The COP26, the annual United Nation conference regarding climate changes’ issues, has took place only a month ago in Glasgow and differently from other years, the 2021 edition has been particularly followed by public opinion. Among the several conclusions, it has been settled a 45% CO2 emission reduction by 2030. Right now, the automotive sector is one of the largest responsible for global emissions and it is therefore reasonable to expect significant changes on this front.

Every year in Italy an average of 2 million cars are registered (source A.N.F.I.A.), and with the increasing demand, it becomes crucial a proper disposal of wastes generated by end-of-life vehicles. Among the waste materials, the disposal of used tires remains a critical question: every year, 18 million tons of tires worldwide become “end-of-life-tires” (ELTs). However, where do our former tires end up? In the past, their main destination was the landfill, with consequent land occupation and pollution of soil and groundwater. Even simple incineration comes along with problems, due to the risk of acid gases production and release of small dust particles in the atmosphere.

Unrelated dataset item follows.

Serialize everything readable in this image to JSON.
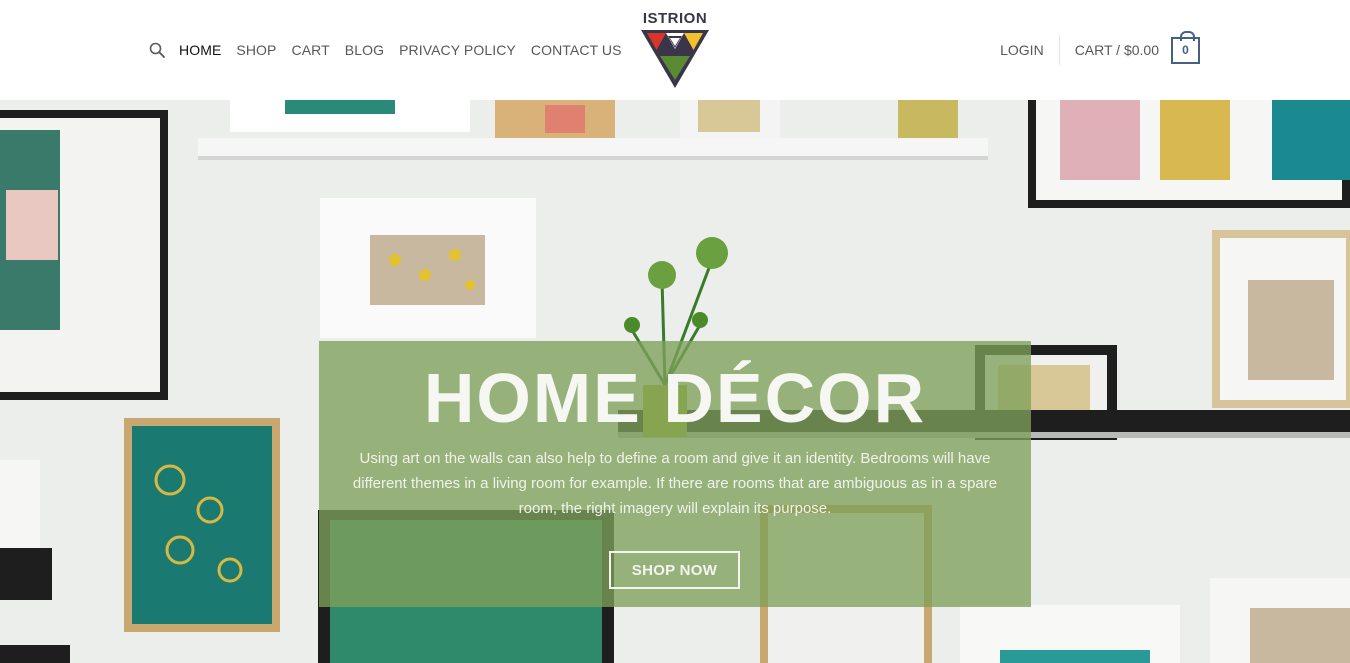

Since 2006, tire producers and importers must respond to Legislative Decree no. 152/2006 – art. 228th and provide for the management of the same quantity of ELTs placed on the market, complying with the principle of Extended producer responsibility. In this regard, research has been studying intensively solutions to provide the most effective use of the ELTs collected by the various consortia. One of the simplest roads passes through mechanical grinding, with the production of tire powder, reused for example as filler in construction industry or in the formulation of plastic mixtures.

On that note, Reciplast project (funded by Regione Piemonte, POR FESR 2014/2020) aims – among other goals – to find recycling solutions that exploit tire powder as a polymer additive. In particular, within the project, the successful collaboration between Proplast and C.M.P. Bresso has led to the realization of polymeric systems based on recycled LDPE and ELT, in percentages that can reach 65% by weight. These new materials have high impact absorption capability and therefore potential use in many sectors.

C.M.P. Bresso will validate the effectiveness of these materials by creating impact protection from accidental collision that will be applied to the fencing structures in playgrounds: these padding require in fact an elastomeric component, here represented by tire powder, able to absorb the impact and to protect players from serious trauma. Soon the first prototypes will be produced, but it is already evident that the application of these materials is potentially infinite. As if to say: what goes around comes around, even for the wheels!

Irene Kociolek


Fondazione Cassa di Risparmio di Alessandria, member of Proplast, is always at our side.